▸ WHAT THE TASK ASKS: Give the data again exactly, without images.

▸ RECORDS FOR THE EXERCISE:
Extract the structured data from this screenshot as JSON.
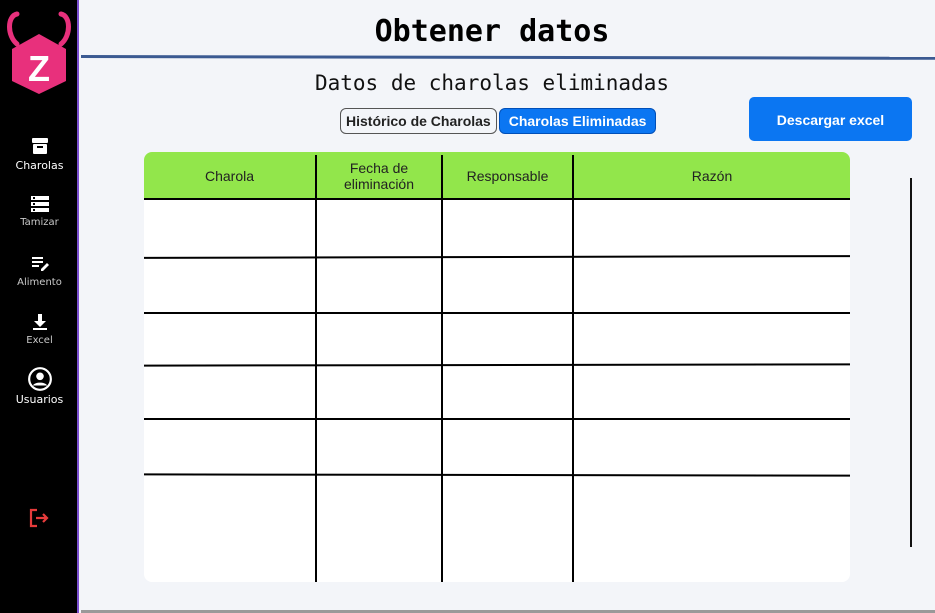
{
  "sidebar": {
    "logo_letter": "Z",
    "items": [
      {
        "label": "Charolas",
        "icon": "archive-box-icon"
      },
      {
        "label": "Tamizar",
        "icon": "server-list-icon"
      },
      {
        "label": "Alimento",
        "icon": "edit-list-icon"
      },
      {
        "label": "Excel",
        "icon": "download-icon"
      },
      {
        "label": "Usuarios",
        "icon": "user-circle-icon"
      }
    ],
    "logout_icon": "logout-icon"
  },
  "header": {
    "title": "Obtener datos",
    "subtitle": "Datos de charolas eliminadas"
  },
  "tabs": [
    {
      "label": "Histórico de Charolas",
      "active": false
    },
    {
      "label": "Charolas Eliminadas",
      "active": true
    }
  ],
  "actions": {
    "download_excel_label": "Descargar excel"
  },
  "table": {
    "columns": [
      "Charola",
      "Fecha de eliminación",
      "Responsable",
      "Razón"
    ],
    "rows": [
      [
        "",
        "",
        "",
        ""
      ],
      [
        "",
        "",
        "",
        ""
      ],
      [
        "",
        "",
        "",
        ""
      ],
      [
        "",
        "",
        "",
        ""
      ],
      [
        "",
        "",
        "",
        ""
      ],
      [
        "",
        "",
        "",
        ""
      ]
    ]
  },
  "colors": {
    "sidebar_bg": "#000000",
    "accent_blue": "#0b76f2",
    "header_green": "#92e64b",
    "logo_pink": "#e8307c",
    "logout_red": "#e53b3b"
  }
}
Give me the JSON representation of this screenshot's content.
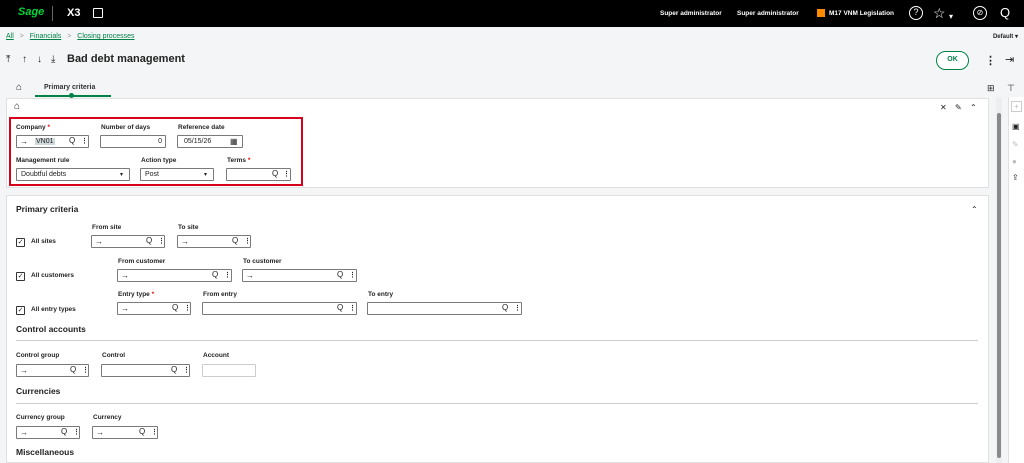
{
  "topbar": {
    "logo": "Sage",
    "product": "X3",
    "user1": "Super administrator",
    "user2": "Super administrator",
    "folder": "M17 VNM Legislation",
    "help_icon": "?",
    "star_icon": "☆",
    "chevron_icon": "▾",
    "compass_icon": "⊘",
    "search_icon": "Q"
  },
  "breadcrumb": {
    "all": "All",
    "sep": ">",
    "financials": "Financials",
    "closing": "Closing processes"
  },
  "default_label": "Default",
  "page_title": "Bad debt management",
  "ok_label": "OK",
  "tabs": {
    "primary": "Primary criteria"
  },
  "header_block": {
    "company_label": "Company",
    "company_value": "VN01",
    "days_label": "Number of days",
    "days_value": "0",
    "refdate_label": "Reference date",
    "refdate_value": "05/15/26",
    "rule_label": "Management rule",
    "rule_value": "Doubtful debts",
    "action_label": "Action type",
    "action_value": "Post",
    "terms_label": "Terms",
    "terms_value": ""
  },
  "primary": {
    "title": "Primary criteria",
    "from_site": "From site",
    "to_site": "To site",
    "all_sites": "All sites",
    "from_customer": "From customer",
    "to_customer": "To customer",
    "all_customers": "All customers",
    "entry_type": "Entry type",
    "from_entry": "From entry",
    "to_entry": "To entry",
    "all_entry_types": "All entry types",
    "control_accounts": "Control accounts",
    "control_group": "Control group",
    "control": "Control",
    "account": "Account",
    "currencies": "Currencies",
    "currency_group": "Currency group",
    "currency": "Currency",
    "misc": "Miscellaneous"
  },
  "required_mark": "*",
  "arrow": "→",
  "q": "Q",
  "dots": "⋮",
  "check": "✓",
  "caret": "▾"
}
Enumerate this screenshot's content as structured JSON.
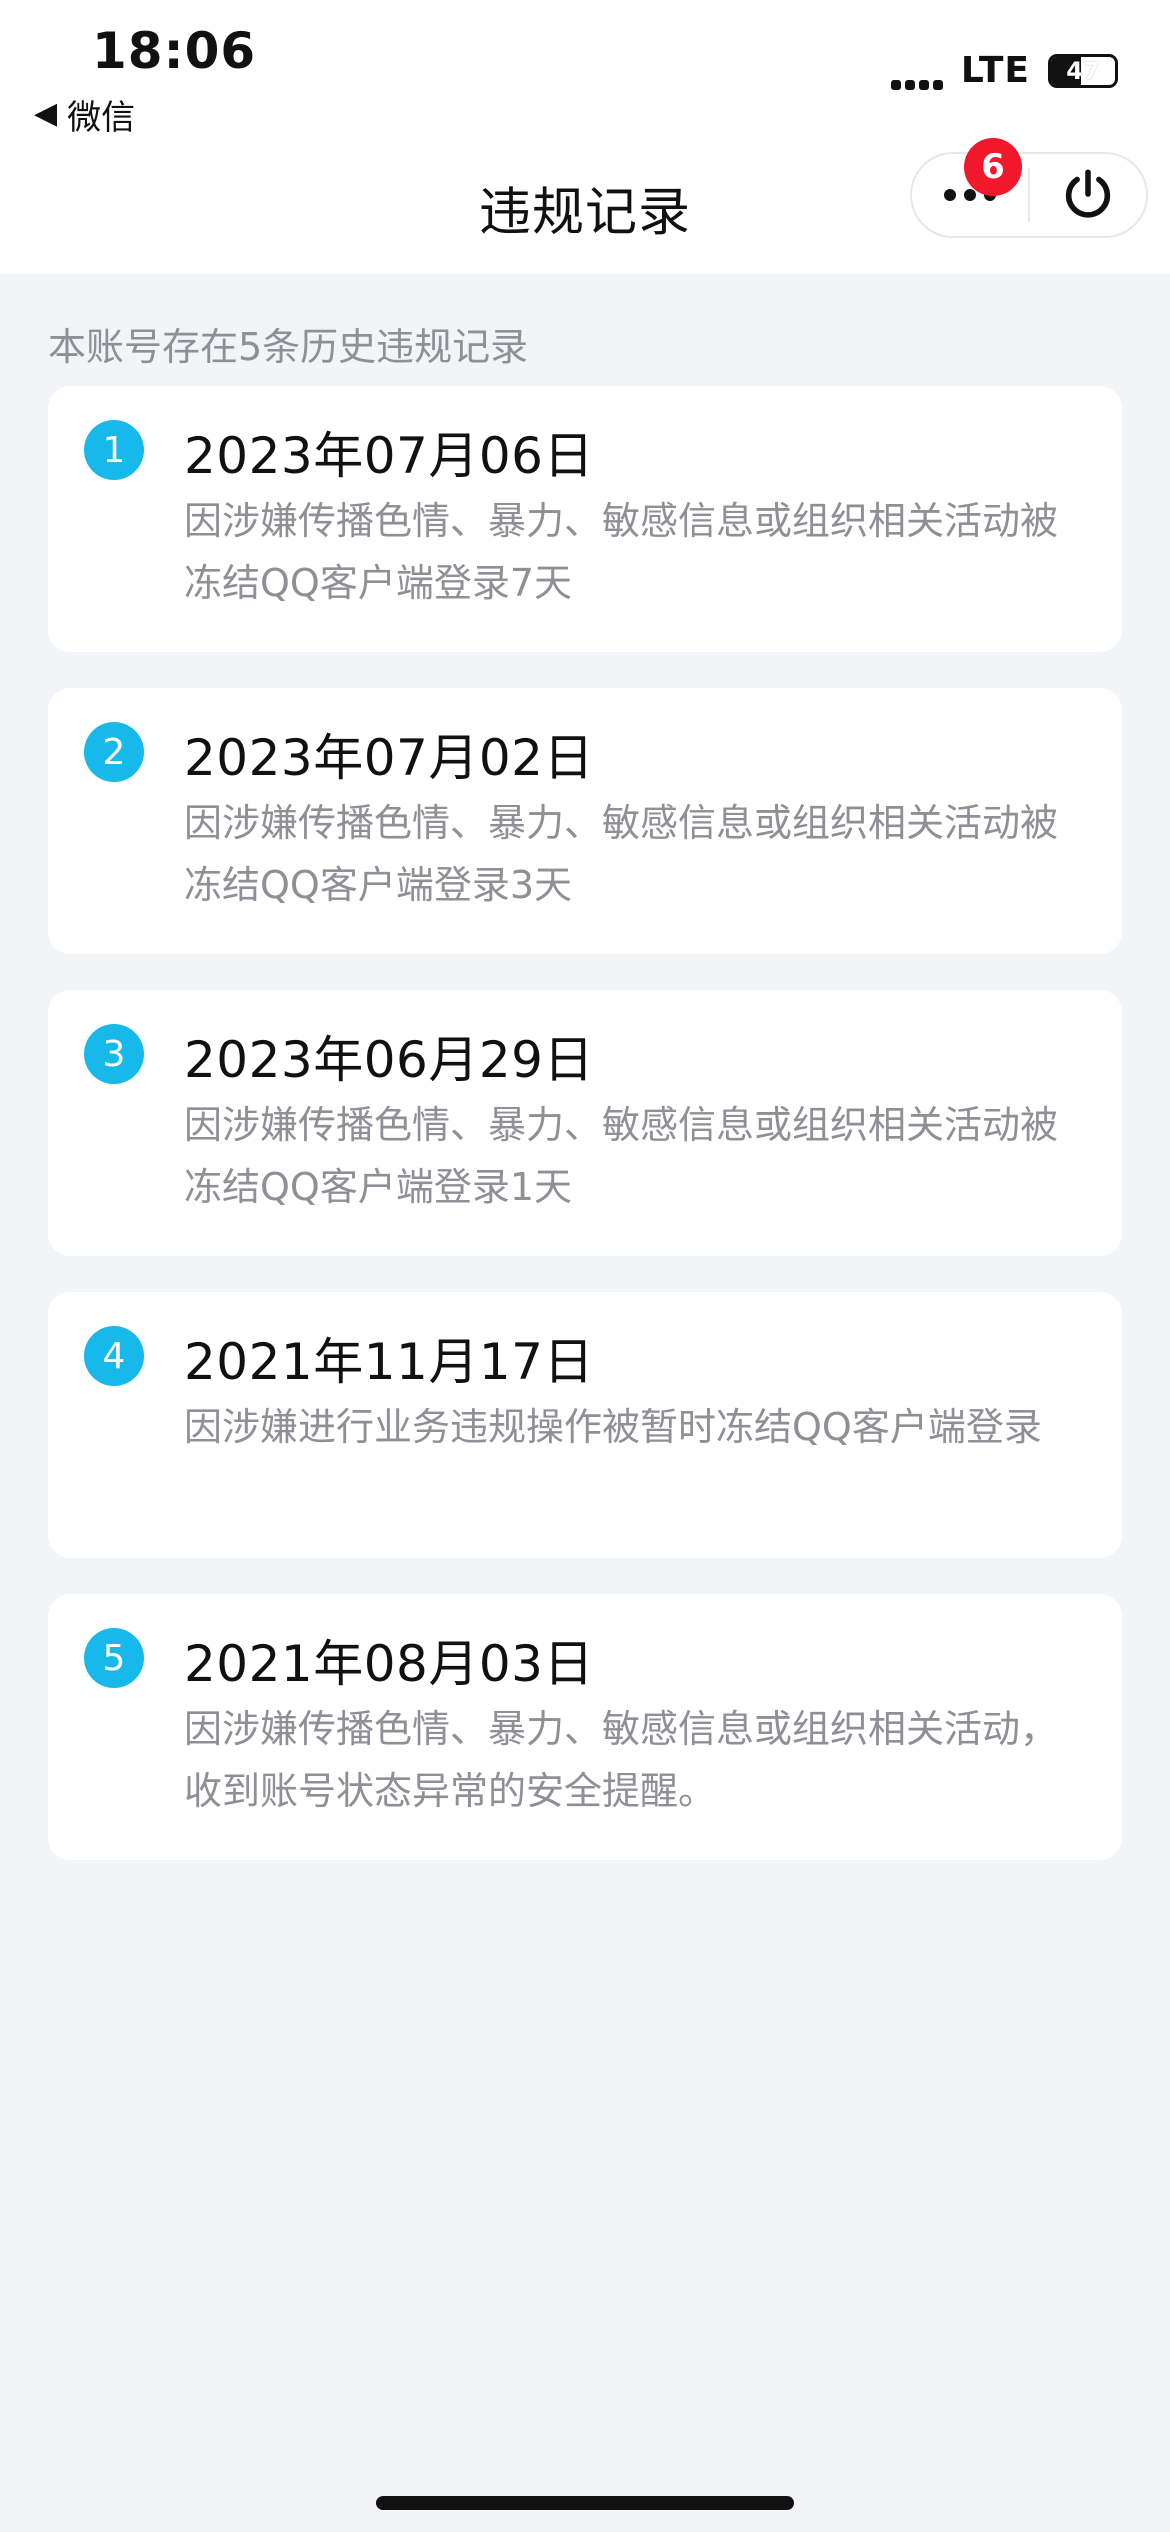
{
  "status_bar": {
    "time": "18:06",
    "back_app": "微信",
    "carrier": "LTE",
    "battery_level": 47,
    "battery_text": "47"
  },
  "header": {
    "title": "违规记录",
    "menu_badge": "6"
  },
  "summary": "本账号存在5条历史违规记录",
  "records": [
    {
      "index": "1",
      "date": "2023年07月06日",
      "description": "因涉嫌传播色情、暴力、敏感信息或组织相关活动被冻结QQ客户端登录7天"
    },
    {
      "index": "2",
      "date": "2023年07月02日",
      "description": "因涉嫌传播色情、暴力、敏感信息或组织相关活动被冻结QQ客户端登录3天"
    },
    {
      "index": "3",
      "date": "2023年06月29日",
      "description": "因涉嫌传播色情、暴力、敏感信息或组织相关活动被冻结QQ客户端登录1天"
    },
    {
      "index": "4",
      "date": "2021年11月17日",
      "description": "因涉嫌进行业务违规操作被暂时冻结QQ客户端登录"
    },
    {
      "index": "5",
      "date": "2021年08月03日",
      "description": "因涉嫌传播色情、暴力、敏感信息或组织相关活动，收到账号状态异常的安全提醒。"
    }
  ],
  "colors": {
    "accent": "#17b9ea",
    "badge": "#f1182b",
    "background": "#f3f4f8",
    "secondary_text": "#8e9096"
  },
  "icons": {
    "back": "back-caret-icon",
    "signal": "signal-bars-icon",
    "battery": "battery-icon",
    "more": "more-dots-icon",
    "power": "power-icon"
  }
}
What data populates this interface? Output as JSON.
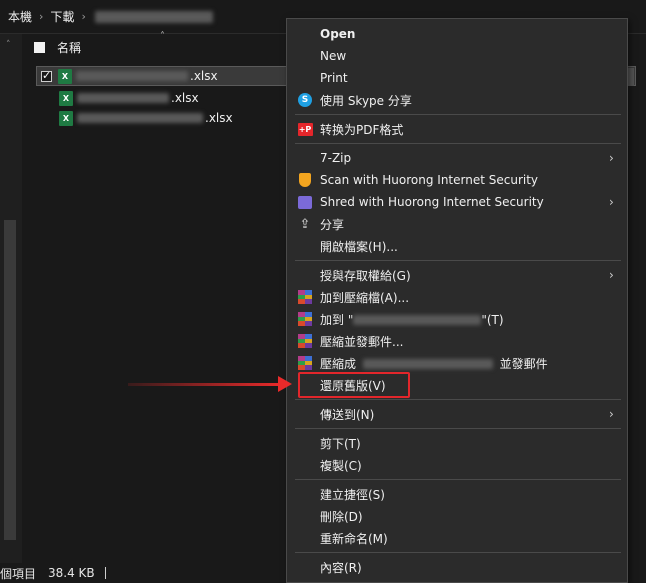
{
  "breadcrumb": {
    "items": [
      "本機",
      "下載"
    ]
  },
  "file_list": {
    "column_name": "名稱",
    "files": [
      {
        "ext": ".xlsx",
        "selected": true
      },
      {
        "ext": ".xlsx",
        "selected": false
      },
      {
        "ext": ".xlsx",
        "selected": false
      }
    ]
  },
  "status_bar": {
    "selection_text": "個項目",
    "size": "38.4 KB"
  },
  "context_menu": {
    "items": {
      "open": "Open",
      "new": "New",
      "print": "Print",
      "skype_share": "使用 Skype 分享",
      "convert_pdf": "转换为PDF格式",
      "zip7": "7-Zip",
      "huorong_scan": "Scan with Huorong Internet Security",
      "huorong_shred": "Shred with Huorong Internet Security",
      "share": "分享",
      "open_with": "開啟檔案(H)...",
      "grant_access": "授與存取權給(G)",
      "add_archive": "加到壓縮檔(A)...",
      "add_to_prefix": "加到 \"",
      "add_to_suffix": "\"(T)",
      "compress_email": "壓縮並發郵件...",
      "compress_to_prefix": "壓縮成",
      "compress_to_suffix": "並發郵件",
      "restore_versions": "還原舊版(V)",
      "send_to": "傳送到(N)",
      "cut": "剪下(T)",
      "copy": "複製(C)",
      "create_shortcut": "建立捷徑(S)",
      "delete": "刪除(D)",
      "rename": "重新命名(M)",
      "properties": "內容(R)"
    },
    "icons": {
      "skype": "S",
      "pdf": "+P",
      "share": "⇪"
    }
  },
  "annotation": {
    "color": "#e3262b"
  }
}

▸ EXERCISE RESPONSE:
Extract the structured data from this screenshot as JSON.
{
  "sidebar": {
    "logo_letter": "Z",
    "items": [
      {
        "label": "Charolas",
        "icon": "archive-box-icon"
      },
      {
        "label": "Tamizar",
        "icon": "server-list-icon"
      },
      {
        "label": "Alimento",
        "icon": "edit-list-icon"
      },
      {
        "label": "Excel",
        "icon": "download-icon"
      },
      {
        "label": "Usuarios",
        "icon": "user-circle-icon"
      }
    ],
    "logout_icon": "logout-icon"
  },
  "header": {
    "title": "Obtener datos",
    "subtitle": "Datos de charolas eliminadas"
  },
  "tabs": [
    {
      "label": "Histórico de Charolas",
      "active": false
    },
    {
      "label": "Charolas Eliminadas",
      "active": true
    }
  ],
  "actions": {
    "download_excel_label": "Descargar excel"
  },
  "table": {
    "columns": [
      "Charola",
      "Fecha de eliminación",
      "Responsable",
      "Razón"
    ],
    "rows": [
      [
        "",
        "",
        "",
        ""
      ],
      [
        "",
        "",
        "",
        ""
      ],
      [
        "",
        "",
        "",
        ""
      ],
      [
        "",
        "",
        "",
        ""
      ],
      [
        "",
        "",
        "",
        ""
      ],
      [
        "",
        "",
        "",
        ""
      ]
    ]
  },
  "colors": {
    "sidebar_bg": "#000000",
    "accent_blue": "#0b76f2",
    "header_green": "#92e64b",
    "logo_pink": "#e8307c",
    "logout_red": "#e53b3b"
  }
}
Give me the JSON representation of this screenshot's content.
{
  "topbar": {
    "logo": "Sage",
    "product": "X3",
    "user1": "Super administrator",
    "user2": "Super administrator",
    "folder": "M17 VNM Legislation",
    "help_icon": "?",
    "star_icon": "☆",
    "chevron_icon": "▾",
    "compass_icon": "⊘",
    "search_icon": "Q"
  },
  "breadcrumb": {
    "all": "All",
    "sep": ">",
    "financials": "Financials",
    "closing": "Closing processes"
  },
  "default_label": "Default",
  "page_title": "Bad debt management",
  "ok_label": "OK",
  "tabs": {
    "primary": "Primary criteria"
  },
  "header_block": {
    "company_label": "Company",
    "company_value": "VN01",
    "days_label": "Number of days",
    "days_value": "0",
    "refdate_label": "Reference date",
    "refdate_value": "05/15/26",
    "rule_label": "Management rule",
    "rule_value": "Doubtful debts",
    "action_label": "Action type",
    "action_value": "Post",
    "terms_label": "Terms",
    "terms_value": ""
  },
  "primary": {
    "title": "Primary criteria",
    "from_site": "From site",
    "to_site": "To site",
    "all_sites": "All sites",
    "from_customer": "From customer",
    "to_customer": "To customer",
    "all_customers": "All customers",
    "entry_type": "Entry type",
    "from_entry": "From entry",
    "to_entry": "To entry",
    "all_entry_types": "All entry types",
    "control_accounts": "Control accounts",
    "control_group": "Control group",
    "control": "Control",
    "account": "Account",
    "currencies": "Currencies",
    "currency_group": "Currency group",
    "currency": "Currency",
    "misc": "Miscellaneous"
  },
  "required_mark": "*",
  "arrow": "→",
  "q": "Q",
  "dots": "⋮",
  "check": "✓",
  "caret": "▾"
}
Enumerate this screenshot's content as structured JSON.
{
  "status_bar": {
    "time": "18:06",
    "back_app": "微信",
    "carrier": "LTE",
    "battery_level": 47,
    "battery_text": "47"
  },
  "header": {
    "title": "违规记录",
    "menu_badge": "6"
  },
  "summary": "本账号存在5条历史违规记录",
  "records": [
    {
      "index": "1",
      "date": "2023年07月06日",
      "description": "因涉嫌传播色情、暴力、敏感信息或组织相关活动被冻结QQ客户端登录7天"
    },
    {
      "index": "2",
      "date": "2023年07月02日",
      "description": "因涉嫌传播色情、暴力、敏感信息或组织相关活动被冻结QQ客户端登录3天"
    },
    {
      "index": "3",
      "date": "2023年06月29日",
      "description": "因涉嫌传播色情、暴力、敏感信息或组织相关活动被冻结QQ客户端登录1天"
    },
    {
      "index": "4",
      "date": "2021年11月17日",
      "description": "因涉嫌进行业务违规操作被暂时冻结QQ客户端登录"
    },
    {
      "index": "5",
      "date": "2021年08月03日",
      "description": "因涉嫌传播色情、暴力、敏感信息或组织相关活动，收到账号状态异常的安全提醒。"
    }
  ],
  "colors": {
    "accent": "#17b9ea",
    "badge": "#f1182b",
    "background": "#f3f4f8",
    "secondary_text": "#8e9096"
  },
  "icons": {
    "back": "back-caret-icon",
    "signal": "signal-bars-icon",
    "battery": "battery-icon",
    "more": "more-dots-icon",
    "power": "power-icon"
  }
}
What data populates this interface? Output as JSON.
{
  "breadcrumb": {
    "items": [
      "本機",
      "下載"
    ]
  },
  "file_list": {
    "column_name": "名稱",
    "files": [
      {
        "ext": ".xlsx",
        "selected": true
      },
      {
        "ext": ".xlsx",
        "selected": false
      },
      {
        "ext": ".xlsx",
        "selected": false
      }
    ]
  },
  "status_bar": {
    "selection_text": "個項目",
    "size": "38.4 KB"
  },
  "context_menu": {
    "items": {
      "open": "Open",
      "new": "New",
      "print": "Print",
      "skype_share": "使用 Skype 分享",
      "convert_pdf": "转换为PDF格式",
      "zip7": "7-Zip",
      "huorong_scan": "Scan with Huorong Internet Security",
      "huorong_shred": "Shred with Huorong Internet Security",
      "share": "分享",
      "open_with": "開啟檔案(H)...",
      "grant_access": "授與存取權給(G)",
      "add_archive": "加到壓縮檔(A)...",
      "add_to_prefix": "加到 \"",
      "add_to_suffix": "\"(T)",
      "compress_email": "壓縮並發郵件...",
      "compress_to_prefix": "壓縮成",
      "compress_to_suffix": "並發郵件",
      "restore_versions": "還原舊版(V)",
      "send_to": "傳送到(N)",
      "cut": "剪下(T)",
      "copy": "複製(C)",
      "create_shortcut": "建立捷徑(S)",
      "delete": "刪除(D)",
      "rename": "重新命名(M)",
      "properties": "內容(R)"
    },
    "icons": {
      "skype": "S",
      "pdf": "+P",
      "share": "⇪"
    }
  },
  "annotation": {
    "color": "#e3262b"
  }
}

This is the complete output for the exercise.